> [PROBLEM REQUIREMENTS]: Find each line below that includes "MagicalPrediction", then copy it.

> [DATASET RECORDS]:
● ● ● ●
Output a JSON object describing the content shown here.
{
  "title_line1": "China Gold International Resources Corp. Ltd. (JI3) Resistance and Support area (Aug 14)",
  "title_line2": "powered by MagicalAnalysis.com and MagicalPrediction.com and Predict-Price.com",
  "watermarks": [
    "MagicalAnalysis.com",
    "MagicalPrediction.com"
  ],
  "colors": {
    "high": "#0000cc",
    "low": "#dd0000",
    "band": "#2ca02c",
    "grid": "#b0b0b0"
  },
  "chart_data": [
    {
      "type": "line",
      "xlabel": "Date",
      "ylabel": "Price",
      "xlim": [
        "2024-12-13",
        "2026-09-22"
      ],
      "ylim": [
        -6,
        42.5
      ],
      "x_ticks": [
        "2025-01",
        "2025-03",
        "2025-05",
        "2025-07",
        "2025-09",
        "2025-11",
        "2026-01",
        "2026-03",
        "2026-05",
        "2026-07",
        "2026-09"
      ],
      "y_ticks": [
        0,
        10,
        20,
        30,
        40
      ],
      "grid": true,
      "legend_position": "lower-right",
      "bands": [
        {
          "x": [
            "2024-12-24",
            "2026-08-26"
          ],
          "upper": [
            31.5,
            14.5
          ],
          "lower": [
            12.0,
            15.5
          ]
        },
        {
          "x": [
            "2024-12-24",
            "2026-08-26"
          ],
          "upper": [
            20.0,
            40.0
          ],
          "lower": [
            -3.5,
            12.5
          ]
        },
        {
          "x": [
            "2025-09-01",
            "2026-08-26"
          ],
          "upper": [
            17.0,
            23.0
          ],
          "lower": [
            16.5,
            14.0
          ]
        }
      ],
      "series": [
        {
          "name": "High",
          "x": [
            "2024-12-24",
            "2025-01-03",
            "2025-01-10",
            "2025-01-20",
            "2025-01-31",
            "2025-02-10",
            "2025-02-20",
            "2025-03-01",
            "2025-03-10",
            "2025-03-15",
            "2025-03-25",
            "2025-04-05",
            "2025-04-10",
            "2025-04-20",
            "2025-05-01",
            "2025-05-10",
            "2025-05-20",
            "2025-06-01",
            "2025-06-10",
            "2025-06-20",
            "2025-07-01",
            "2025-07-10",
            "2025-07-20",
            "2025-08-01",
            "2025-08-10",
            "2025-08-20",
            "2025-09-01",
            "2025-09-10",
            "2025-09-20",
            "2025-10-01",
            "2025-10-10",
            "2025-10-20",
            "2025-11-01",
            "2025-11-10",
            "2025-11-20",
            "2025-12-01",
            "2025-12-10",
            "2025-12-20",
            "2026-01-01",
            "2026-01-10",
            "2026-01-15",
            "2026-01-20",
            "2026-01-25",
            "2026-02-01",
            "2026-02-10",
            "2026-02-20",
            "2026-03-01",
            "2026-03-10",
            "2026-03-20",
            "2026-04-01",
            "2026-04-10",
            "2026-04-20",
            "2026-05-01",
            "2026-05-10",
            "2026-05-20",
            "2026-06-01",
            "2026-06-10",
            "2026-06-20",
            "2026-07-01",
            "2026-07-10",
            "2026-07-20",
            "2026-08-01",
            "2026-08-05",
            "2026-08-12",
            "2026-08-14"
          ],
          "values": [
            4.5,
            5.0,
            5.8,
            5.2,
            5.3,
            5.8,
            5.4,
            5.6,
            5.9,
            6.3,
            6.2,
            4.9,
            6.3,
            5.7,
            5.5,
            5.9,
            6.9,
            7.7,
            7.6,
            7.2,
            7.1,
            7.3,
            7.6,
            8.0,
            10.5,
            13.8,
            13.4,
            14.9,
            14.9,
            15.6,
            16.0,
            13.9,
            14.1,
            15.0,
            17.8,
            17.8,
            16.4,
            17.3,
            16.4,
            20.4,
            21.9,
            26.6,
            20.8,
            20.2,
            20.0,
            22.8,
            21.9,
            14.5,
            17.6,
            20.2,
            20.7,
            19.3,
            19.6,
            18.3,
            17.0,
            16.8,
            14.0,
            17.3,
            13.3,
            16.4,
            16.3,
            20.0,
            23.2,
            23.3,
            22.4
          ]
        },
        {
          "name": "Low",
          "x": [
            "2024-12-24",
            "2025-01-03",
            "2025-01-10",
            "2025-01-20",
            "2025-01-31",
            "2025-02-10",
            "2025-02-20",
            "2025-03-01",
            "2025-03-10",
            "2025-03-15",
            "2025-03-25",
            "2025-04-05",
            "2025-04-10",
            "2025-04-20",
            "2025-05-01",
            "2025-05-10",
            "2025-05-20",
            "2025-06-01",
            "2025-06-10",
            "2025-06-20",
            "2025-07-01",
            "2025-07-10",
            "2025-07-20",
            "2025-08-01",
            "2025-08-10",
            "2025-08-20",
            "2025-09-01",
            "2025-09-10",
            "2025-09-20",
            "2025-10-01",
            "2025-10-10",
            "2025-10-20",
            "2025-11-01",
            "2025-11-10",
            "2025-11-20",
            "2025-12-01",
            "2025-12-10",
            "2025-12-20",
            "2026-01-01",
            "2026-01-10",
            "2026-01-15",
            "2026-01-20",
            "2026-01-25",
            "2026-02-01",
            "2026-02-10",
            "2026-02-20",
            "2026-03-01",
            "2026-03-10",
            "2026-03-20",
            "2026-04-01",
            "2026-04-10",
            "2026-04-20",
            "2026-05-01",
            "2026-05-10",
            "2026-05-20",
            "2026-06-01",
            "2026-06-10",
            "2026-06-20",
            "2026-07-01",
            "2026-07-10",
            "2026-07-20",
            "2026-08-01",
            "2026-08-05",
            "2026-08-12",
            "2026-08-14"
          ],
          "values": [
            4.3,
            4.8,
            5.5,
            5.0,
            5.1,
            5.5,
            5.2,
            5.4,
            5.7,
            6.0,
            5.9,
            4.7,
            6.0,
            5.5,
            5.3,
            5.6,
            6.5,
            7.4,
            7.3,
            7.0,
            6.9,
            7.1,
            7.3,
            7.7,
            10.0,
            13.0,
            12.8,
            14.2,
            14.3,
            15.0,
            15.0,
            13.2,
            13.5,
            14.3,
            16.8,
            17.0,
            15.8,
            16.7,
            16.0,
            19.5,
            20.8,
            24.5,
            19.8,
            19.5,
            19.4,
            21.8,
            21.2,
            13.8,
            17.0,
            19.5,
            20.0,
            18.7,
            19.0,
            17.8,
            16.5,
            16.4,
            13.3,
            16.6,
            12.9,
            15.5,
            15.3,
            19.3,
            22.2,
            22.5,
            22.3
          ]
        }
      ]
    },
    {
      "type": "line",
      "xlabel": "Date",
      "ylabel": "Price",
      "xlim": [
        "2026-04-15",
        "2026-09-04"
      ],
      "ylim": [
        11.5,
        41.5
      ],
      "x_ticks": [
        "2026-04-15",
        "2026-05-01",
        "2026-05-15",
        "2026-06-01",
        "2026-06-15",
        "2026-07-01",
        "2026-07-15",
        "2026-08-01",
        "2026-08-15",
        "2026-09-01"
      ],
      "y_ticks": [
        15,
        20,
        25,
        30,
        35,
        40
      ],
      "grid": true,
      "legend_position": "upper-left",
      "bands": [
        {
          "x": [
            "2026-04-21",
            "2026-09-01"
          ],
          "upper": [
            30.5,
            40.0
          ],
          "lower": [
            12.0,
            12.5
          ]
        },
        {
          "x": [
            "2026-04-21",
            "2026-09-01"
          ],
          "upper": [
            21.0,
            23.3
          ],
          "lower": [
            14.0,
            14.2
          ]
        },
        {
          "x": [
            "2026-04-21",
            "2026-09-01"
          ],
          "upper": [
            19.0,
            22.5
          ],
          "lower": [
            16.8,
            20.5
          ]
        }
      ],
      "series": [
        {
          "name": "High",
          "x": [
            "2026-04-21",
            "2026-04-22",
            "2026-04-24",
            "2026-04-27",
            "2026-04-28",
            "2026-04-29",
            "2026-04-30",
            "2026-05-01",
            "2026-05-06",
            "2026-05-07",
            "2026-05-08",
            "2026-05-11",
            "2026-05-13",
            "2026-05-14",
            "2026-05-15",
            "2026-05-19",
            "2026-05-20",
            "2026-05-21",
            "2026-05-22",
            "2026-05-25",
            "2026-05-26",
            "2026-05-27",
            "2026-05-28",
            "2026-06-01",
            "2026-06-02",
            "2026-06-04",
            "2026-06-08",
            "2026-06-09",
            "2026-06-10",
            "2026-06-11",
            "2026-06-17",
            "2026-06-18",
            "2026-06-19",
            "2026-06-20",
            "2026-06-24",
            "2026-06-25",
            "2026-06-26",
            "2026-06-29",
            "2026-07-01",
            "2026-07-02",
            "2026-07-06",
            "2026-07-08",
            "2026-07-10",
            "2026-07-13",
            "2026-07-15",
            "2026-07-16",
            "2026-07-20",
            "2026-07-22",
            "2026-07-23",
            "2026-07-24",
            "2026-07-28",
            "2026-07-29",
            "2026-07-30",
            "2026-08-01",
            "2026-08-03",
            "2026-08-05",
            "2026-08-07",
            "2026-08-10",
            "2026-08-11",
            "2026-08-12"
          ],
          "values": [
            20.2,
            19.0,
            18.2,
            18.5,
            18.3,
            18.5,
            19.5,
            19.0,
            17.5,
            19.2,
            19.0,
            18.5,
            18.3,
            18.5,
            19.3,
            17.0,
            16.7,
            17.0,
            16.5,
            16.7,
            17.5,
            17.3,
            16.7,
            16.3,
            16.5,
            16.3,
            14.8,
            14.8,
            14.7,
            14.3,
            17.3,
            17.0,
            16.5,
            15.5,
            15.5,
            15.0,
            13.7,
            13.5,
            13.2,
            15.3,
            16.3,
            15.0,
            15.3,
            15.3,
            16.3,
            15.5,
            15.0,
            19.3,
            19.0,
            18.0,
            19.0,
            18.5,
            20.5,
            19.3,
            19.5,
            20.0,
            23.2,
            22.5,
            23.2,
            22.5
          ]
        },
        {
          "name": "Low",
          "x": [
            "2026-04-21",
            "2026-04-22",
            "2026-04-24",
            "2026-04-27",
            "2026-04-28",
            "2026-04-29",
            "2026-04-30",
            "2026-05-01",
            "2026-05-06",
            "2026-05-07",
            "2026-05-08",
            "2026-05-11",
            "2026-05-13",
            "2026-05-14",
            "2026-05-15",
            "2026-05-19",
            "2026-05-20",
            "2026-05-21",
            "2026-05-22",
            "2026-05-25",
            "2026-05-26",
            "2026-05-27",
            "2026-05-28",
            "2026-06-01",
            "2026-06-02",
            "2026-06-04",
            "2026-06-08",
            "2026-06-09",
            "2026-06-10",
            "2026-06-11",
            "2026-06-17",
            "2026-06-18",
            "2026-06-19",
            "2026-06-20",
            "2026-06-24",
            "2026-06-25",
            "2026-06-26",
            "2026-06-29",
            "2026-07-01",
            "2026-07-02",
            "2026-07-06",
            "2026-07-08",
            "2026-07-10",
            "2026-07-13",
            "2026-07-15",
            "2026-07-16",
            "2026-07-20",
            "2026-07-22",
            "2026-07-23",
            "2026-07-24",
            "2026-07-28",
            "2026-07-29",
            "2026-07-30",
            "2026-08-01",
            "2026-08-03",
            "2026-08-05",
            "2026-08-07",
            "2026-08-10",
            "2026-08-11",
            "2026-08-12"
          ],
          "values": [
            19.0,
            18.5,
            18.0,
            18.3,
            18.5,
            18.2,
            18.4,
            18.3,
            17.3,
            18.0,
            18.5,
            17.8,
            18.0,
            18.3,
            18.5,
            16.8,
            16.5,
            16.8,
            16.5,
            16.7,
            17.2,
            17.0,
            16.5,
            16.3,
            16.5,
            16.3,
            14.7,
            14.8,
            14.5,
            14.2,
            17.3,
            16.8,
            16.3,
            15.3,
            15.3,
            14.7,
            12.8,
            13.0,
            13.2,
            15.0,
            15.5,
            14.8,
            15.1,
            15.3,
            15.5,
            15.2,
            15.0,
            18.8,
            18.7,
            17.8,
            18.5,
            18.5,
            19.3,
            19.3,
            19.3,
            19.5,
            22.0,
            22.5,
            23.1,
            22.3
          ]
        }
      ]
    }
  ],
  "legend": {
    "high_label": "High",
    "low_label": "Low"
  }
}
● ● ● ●
> [ANSWER FOR THIS EXERCISE]:
  "title_line2": "powered by MagicalAnalysis.com and MagicalPrediction.com and Predict-Price.com",
    "MagicalPrediction.com"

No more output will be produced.